Research published Tuesday suggests, for the first time, that sepsis can leave some elderly individuals with long-term physical or cognitive problems. Researchers analyzed data from 1,194 elderly patients who were hospitalized with severe sepsis and compared them with 4,517 elderly people who experienced a hospitalization but did not have sepsis. Examining data from up to eight years after the hospitalization, the researchers found sepsis patients had a threefold higher risk for developing cognitive problems, such as forgetfulness, compared with the people who were hospitalized for other reasons. Moreover, the sepsis patients were more likely to have at least one new physical limitation, such as walking, dressing or bathing, after the hospitalization.
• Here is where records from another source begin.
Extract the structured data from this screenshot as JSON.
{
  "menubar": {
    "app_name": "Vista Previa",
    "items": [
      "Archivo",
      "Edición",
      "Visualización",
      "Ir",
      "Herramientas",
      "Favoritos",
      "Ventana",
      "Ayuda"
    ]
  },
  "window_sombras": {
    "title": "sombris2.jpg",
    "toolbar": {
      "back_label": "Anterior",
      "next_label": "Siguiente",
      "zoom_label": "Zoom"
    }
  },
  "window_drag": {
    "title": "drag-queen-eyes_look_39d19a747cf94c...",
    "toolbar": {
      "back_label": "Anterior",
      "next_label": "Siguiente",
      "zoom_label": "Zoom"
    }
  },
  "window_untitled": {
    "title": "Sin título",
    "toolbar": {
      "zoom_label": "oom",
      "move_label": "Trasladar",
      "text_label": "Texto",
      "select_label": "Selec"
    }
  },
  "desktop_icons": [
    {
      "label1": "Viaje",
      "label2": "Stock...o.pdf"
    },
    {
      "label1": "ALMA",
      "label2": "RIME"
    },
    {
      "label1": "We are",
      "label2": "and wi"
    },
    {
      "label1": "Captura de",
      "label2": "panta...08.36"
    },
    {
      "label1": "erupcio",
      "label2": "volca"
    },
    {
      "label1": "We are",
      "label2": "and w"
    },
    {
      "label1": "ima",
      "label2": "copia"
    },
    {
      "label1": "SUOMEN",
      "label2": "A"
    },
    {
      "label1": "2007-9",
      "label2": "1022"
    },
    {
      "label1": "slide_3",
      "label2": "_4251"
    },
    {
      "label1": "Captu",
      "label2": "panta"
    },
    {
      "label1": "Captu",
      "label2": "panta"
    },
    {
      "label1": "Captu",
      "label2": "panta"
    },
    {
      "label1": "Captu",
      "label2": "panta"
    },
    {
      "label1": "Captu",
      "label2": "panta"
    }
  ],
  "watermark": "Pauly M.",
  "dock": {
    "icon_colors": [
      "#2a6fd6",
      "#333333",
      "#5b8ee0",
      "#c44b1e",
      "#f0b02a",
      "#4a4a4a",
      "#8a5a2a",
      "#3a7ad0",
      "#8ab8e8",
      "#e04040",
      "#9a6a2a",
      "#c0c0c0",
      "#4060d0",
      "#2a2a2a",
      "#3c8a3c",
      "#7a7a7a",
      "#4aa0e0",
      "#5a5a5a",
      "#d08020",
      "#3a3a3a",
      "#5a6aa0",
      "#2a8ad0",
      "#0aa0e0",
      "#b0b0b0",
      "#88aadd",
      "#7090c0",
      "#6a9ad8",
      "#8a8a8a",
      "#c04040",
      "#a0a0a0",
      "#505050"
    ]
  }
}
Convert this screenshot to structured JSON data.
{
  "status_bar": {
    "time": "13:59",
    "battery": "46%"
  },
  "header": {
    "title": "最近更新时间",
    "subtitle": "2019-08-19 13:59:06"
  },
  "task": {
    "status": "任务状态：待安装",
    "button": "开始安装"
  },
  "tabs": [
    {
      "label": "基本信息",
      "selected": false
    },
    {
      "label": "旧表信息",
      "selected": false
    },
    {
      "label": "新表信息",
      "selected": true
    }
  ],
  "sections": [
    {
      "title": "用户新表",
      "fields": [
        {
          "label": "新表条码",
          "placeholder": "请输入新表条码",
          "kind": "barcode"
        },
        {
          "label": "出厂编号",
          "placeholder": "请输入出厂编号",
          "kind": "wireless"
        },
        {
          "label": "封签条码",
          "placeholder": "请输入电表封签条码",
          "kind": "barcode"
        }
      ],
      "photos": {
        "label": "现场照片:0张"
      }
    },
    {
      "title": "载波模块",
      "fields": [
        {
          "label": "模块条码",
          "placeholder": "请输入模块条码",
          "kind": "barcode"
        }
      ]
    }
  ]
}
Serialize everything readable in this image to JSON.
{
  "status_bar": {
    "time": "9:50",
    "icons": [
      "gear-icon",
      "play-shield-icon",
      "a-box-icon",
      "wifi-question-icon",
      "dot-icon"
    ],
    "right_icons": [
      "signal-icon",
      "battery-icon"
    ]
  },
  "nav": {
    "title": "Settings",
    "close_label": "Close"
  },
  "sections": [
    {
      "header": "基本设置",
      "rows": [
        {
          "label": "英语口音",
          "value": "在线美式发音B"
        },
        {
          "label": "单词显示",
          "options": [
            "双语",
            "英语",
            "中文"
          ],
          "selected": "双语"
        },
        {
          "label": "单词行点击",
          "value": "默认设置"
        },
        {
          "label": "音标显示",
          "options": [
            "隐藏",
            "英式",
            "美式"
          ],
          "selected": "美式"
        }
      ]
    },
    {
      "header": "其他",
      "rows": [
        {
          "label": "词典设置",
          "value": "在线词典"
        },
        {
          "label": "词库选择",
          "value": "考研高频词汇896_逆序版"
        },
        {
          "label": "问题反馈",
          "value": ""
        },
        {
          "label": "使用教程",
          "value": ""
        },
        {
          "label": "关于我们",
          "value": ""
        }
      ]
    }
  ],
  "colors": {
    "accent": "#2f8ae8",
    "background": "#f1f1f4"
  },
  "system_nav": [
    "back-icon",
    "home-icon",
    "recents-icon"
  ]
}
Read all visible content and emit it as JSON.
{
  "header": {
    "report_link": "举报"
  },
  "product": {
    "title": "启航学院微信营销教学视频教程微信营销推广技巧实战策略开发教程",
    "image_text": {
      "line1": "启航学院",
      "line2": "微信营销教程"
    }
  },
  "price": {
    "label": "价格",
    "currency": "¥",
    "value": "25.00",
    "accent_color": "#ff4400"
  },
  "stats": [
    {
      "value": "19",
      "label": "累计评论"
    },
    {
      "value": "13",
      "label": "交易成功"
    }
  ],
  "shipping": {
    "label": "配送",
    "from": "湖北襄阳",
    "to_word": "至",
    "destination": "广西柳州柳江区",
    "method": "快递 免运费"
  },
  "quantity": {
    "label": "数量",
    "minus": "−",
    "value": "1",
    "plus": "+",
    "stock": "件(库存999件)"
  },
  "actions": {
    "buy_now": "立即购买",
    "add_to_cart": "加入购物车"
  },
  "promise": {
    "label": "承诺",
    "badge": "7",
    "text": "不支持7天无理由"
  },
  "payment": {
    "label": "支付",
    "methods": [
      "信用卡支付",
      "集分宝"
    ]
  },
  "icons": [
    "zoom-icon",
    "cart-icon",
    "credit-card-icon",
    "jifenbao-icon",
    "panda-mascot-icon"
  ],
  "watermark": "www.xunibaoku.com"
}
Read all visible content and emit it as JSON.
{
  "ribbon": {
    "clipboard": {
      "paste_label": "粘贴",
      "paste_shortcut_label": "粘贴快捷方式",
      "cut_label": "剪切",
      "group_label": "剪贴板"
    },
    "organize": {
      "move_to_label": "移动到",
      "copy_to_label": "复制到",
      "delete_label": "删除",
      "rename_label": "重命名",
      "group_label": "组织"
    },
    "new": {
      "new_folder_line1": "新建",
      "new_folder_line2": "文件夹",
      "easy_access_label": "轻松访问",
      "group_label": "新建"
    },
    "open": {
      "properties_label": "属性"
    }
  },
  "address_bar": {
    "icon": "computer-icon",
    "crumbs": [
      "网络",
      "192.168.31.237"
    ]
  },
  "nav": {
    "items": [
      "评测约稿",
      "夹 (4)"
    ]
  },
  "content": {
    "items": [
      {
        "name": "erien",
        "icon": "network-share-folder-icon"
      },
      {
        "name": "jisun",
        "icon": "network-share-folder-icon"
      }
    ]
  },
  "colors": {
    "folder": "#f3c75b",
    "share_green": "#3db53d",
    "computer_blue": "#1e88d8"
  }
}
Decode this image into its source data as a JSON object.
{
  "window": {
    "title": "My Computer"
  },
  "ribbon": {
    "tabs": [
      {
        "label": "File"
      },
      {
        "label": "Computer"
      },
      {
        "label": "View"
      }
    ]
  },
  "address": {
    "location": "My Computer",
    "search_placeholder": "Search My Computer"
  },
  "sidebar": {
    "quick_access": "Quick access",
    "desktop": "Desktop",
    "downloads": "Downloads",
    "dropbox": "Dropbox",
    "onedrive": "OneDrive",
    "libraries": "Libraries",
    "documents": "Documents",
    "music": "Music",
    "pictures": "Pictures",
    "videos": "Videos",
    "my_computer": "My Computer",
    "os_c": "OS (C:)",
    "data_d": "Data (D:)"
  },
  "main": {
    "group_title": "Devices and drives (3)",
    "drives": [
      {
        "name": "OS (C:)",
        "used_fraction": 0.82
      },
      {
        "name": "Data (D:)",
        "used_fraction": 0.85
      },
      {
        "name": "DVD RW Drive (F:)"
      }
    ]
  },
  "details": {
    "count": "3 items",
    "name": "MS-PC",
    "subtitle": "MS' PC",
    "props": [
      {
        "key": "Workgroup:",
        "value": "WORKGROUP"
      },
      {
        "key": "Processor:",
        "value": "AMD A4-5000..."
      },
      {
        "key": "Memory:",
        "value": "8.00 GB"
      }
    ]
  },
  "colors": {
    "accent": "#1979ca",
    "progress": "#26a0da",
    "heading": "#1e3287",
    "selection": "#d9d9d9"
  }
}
"[A]n episode of severe sepsis, even when survived, may represent a sentinel event in the lives of patients and their families, resulting in new and often persistent disability, in some cases even resembling dementia," the authors wrote.